Filed under:

Modern cabins create dreamy family getaway in the woods

The ultimate indoor-outdoor retreat

Two modern cabins with dark exterior sit in a wooded landscape. Andrew Pogue

When building a woodsy retreat for a family of avid bird watchers, the architects at Wittman Estes took a cue from the family’s dispersed locations. Instead of building a single house in the forest outside of Seattle, they built a cluster of cabins that can accommodate family members flying in from various parts of the country.

The architects demolished the old cabin that sat on the 1.13-acre site in Washington’s Hood Canal region and replaced it with three separate structures—a main cabin, smaller cabin, and a bunkhouse and bathroom.

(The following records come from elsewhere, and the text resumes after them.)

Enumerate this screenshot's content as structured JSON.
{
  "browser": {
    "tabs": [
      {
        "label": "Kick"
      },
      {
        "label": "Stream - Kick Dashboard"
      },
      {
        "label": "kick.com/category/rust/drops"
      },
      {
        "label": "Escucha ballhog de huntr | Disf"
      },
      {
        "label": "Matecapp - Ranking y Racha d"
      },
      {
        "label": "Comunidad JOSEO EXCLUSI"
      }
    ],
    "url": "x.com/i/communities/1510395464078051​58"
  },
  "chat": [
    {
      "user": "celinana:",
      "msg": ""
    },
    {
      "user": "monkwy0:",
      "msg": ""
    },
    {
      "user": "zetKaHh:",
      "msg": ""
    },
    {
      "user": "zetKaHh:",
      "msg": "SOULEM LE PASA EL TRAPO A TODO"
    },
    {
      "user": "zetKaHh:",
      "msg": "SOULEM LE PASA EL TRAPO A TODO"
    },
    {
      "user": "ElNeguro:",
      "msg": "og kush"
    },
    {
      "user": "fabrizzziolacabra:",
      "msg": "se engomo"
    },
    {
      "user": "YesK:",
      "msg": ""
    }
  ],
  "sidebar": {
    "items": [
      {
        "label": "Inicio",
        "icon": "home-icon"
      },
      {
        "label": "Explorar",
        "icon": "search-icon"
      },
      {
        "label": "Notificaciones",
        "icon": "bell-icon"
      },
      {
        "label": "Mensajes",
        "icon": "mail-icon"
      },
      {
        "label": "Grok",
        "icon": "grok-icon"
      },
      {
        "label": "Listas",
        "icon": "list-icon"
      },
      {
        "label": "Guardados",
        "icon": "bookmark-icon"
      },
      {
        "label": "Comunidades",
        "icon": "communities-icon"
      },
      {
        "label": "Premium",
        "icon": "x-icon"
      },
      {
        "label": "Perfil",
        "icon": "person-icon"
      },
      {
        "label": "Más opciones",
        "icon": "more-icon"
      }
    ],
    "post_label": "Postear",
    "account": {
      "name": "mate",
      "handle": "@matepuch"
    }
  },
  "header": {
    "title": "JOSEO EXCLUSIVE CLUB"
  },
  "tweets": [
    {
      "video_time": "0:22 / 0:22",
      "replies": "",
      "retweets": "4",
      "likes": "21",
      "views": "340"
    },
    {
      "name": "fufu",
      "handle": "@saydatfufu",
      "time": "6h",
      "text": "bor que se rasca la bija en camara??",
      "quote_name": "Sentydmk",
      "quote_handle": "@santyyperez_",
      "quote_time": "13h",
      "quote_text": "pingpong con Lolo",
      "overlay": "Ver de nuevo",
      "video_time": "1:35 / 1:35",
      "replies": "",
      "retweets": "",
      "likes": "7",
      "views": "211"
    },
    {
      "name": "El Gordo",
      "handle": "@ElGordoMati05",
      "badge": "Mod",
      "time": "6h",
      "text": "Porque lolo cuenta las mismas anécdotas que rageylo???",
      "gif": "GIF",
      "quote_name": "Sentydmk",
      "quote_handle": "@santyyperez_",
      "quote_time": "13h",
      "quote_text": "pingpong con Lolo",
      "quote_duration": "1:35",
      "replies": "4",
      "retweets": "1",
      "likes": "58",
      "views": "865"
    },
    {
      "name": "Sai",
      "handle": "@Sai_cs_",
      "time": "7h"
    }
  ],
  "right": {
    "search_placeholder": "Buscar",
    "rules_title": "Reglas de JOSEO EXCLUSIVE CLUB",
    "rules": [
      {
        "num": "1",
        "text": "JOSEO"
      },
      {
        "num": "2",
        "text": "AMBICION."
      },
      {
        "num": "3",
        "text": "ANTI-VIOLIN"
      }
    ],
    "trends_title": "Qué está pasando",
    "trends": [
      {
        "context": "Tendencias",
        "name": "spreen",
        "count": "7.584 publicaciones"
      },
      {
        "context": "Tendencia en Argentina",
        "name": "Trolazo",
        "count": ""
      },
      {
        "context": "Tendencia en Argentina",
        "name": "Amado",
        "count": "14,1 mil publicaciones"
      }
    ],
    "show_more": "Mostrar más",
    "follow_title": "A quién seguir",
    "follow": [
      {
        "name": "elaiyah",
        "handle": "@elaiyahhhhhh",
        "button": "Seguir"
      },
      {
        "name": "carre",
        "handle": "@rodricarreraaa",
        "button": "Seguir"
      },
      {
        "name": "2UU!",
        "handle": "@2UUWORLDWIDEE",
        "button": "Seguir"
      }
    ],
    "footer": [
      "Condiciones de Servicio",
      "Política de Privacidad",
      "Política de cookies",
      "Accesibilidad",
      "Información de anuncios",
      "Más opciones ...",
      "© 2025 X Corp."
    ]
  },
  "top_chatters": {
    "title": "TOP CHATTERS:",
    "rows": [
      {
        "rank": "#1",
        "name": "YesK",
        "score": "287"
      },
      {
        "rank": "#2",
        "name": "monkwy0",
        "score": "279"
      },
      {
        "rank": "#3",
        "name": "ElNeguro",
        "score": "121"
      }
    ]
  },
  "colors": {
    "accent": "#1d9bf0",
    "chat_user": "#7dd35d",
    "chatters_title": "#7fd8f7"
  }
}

An interior view of a kitchen with pale wood interiors and wooden dining table and chairs. A sliding glass door leads to a wooden deck. Andrew Pogue
A Murphy bed is pulled down from a wooden module, which is surrounded by glass walls. There is also a sofa and rocking chair in the room. Andrew Pogue

The cabins, which gather around a central yard, are intentionally low profile with dark facades, lots of windows, and timber decks that extend living spaces into the surrounding landscape. “We sought to dissolve the barriers between the inside and out, between forest, garden, and structure,” the firm’s founder Matt Wittman explained.

Inside the main cabin, countertops and walls were constructed from reclaimed materials from the original house. A Murphy bed drops out of the wall, turning the living room into a bedroom.

Playing off the natural surroundings, the pale wood interiors catch the glow of the sun, while windows let in lots of green and sliding doors open wide to make all three cabins feel interconnected.

A white lounge chair sits on a deck of one cabin. Another cabin is seen in the back. Andrew Pogue
A glass cabin with roof overhang and deck sits in a forest. A similar cabin sits in the distance. Andrew Pogue